## Exercise data:
=== Section Start ===
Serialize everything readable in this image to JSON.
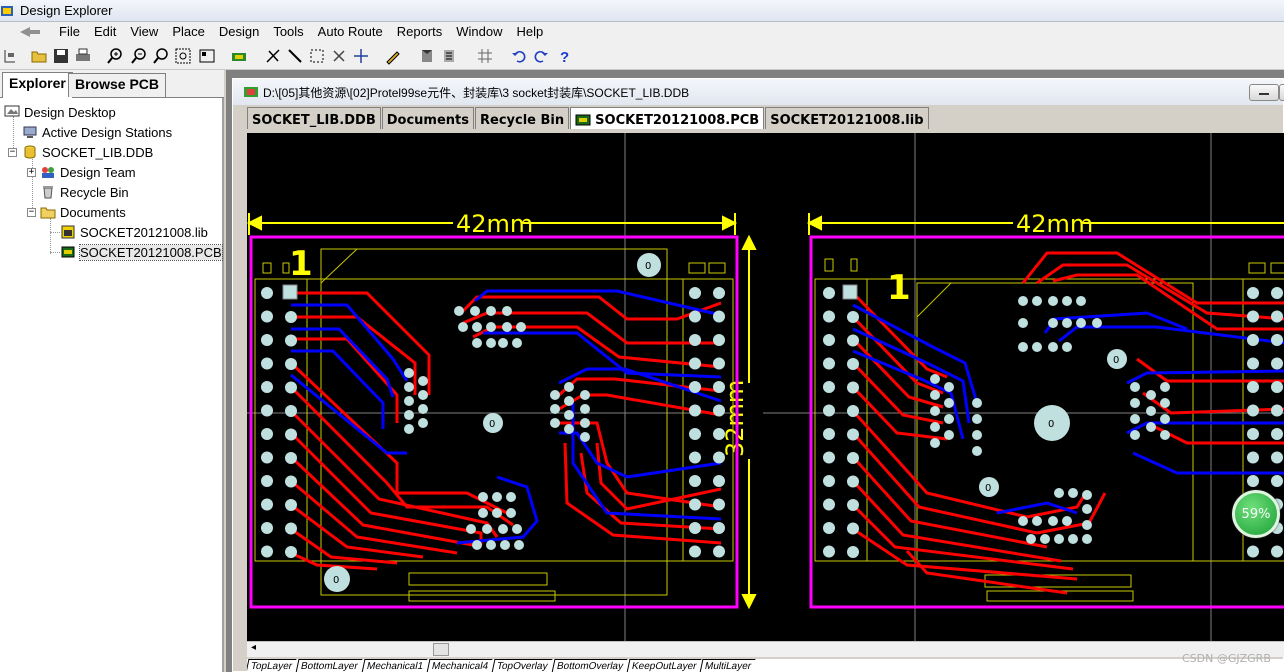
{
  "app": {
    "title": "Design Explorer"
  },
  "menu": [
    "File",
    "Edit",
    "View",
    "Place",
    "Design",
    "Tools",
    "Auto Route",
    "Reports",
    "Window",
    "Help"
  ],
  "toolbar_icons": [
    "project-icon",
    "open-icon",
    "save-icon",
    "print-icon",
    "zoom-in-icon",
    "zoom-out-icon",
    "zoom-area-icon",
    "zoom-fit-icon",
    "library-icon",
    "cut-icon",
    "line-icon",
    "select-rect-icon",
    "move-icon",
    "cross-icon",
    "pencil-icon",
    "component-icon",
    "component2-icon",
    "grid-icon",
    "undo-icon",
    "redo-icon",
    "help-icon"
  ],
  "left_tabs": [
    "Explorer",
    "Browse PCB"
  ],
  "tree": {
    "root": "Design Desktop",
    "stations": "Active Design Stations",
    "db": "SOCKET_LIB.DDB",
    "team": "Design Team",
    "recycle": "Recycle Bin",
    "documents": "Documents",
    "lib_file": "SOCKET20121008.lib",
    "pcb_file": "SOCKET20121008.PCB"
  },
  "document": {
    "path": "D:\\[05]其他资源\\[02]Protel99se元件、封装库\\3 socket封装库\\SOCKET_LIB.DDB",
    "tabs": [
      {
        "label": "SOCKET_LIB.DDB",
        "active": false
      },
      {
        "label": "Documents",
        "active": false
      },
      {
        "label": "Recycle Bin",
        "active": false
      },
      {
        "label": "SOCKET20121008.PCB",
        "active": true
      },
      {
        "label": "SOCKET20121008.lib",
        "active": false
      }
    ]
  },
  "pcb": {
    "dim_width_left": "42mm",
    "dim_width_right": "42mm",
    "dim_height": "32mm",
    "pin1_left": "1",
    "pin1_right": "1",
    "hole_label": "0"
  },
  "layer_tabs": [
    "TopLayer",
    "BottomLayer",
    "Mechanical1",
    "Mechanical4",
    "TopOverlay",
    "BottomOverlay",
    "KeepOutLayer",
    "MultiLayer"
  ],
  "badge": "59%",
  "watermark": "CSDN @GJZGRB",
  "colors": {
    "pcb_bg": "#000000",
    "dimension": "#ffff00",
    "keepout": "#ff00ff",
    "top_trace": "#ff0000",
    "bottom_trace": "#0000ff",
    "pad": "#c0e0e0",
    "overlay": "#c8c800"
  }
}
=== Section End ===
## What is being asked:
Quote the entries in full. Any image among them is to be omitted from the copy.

## Output of the task:
Serialize everything readable in this image to JSON.
{
  "app": {
    "title": "Design Explorer"
  },
  "menu": [
    "File",
    "Edit",
    "View",
    "Place",
    "Design",
    "Tools",
    "Auto Route",
    "Reports",
    "Window",
    "Help"
  ],
  "toolbar_icons": [
    "project-icon",
    "open-icon",
    "save-icon",
    "print-icon",
    "zoom-in-icon",
    "zoom-out-icon",
    "zoom-area-icon",
    "zoom-fit-icon",
    "library-icon",
    "cut-icon",
    "line-icon",
    "select-rect-icon",
    "move-icon",
    "cross-icon",
    "pencil-icon",
    "component-icon",
    "component2-icon",
    "grid-icon",
    "undo-icon",
    "redo-icon",
    "help-icon"
  ],
  "left_tabs": [
    "Explorer",
    "Browse PCB"
  ],
  "tree": {
    "root": "Design Desktop",
    "stations": "Active Design Stations",
    "db": "SOCKET_LIB.DDB",
    "team": "Design Team",
    "recycle": "Recycle Bin",
    "documents": "Documents",
    "lib_file": "SOCKET20121008.lib",
    "pcb_file": "SOCKET20121008.PCB"
  },
  "document": {
    "path": "D:\\[05]其他资源\\[02]Protel99se元件、封装库\\3 socket封装库\\SOCKET_LIB.DDB",
    "tabs": [
      {
        "label": "SOCKET_LIB.DDB",
        "active": false
      },
      {
        "label": "Documents",
        "active": false
      },
      {
        "label": "Recycle Bin",
        "active": false
      },
      {
        "label": "SOCKET20121008.PCB",
        "active": true
      },
      {
        "label": "SOCKET20121008.lib",
        "active": false
      }
    ]
  },
  "pcb": {
    "dim_width_left": "42mm",
    "dim_width_right": "42mm",
    "dim_height": "32mm",
    "pin1_left": "1",
    "pin1_right": "1",
    "hole_label": "0"
  },
  "layer_tabs": [
    "TopLayer",
    "BottomLayer",
    "Mechanical1",
    "Mechanical4",
    "TopOverlay",
    "BottomOverlay",
    "KeepOutLayer",
    "MultiLayer"
  ],
  "badge": "59%",
  "watermark": "CSDN @GJZGRB",
  "colors": {
    "pcb_bg": "#000000",
    "dimension": "#ffff00",
    "keepout": "#ff00ff",
    "top_trace": "#ff0000",
    "bottom_trace": "#0000ff",
    "pad": "#c0e0e0",
    "overlay": "#c8c800"
  }
}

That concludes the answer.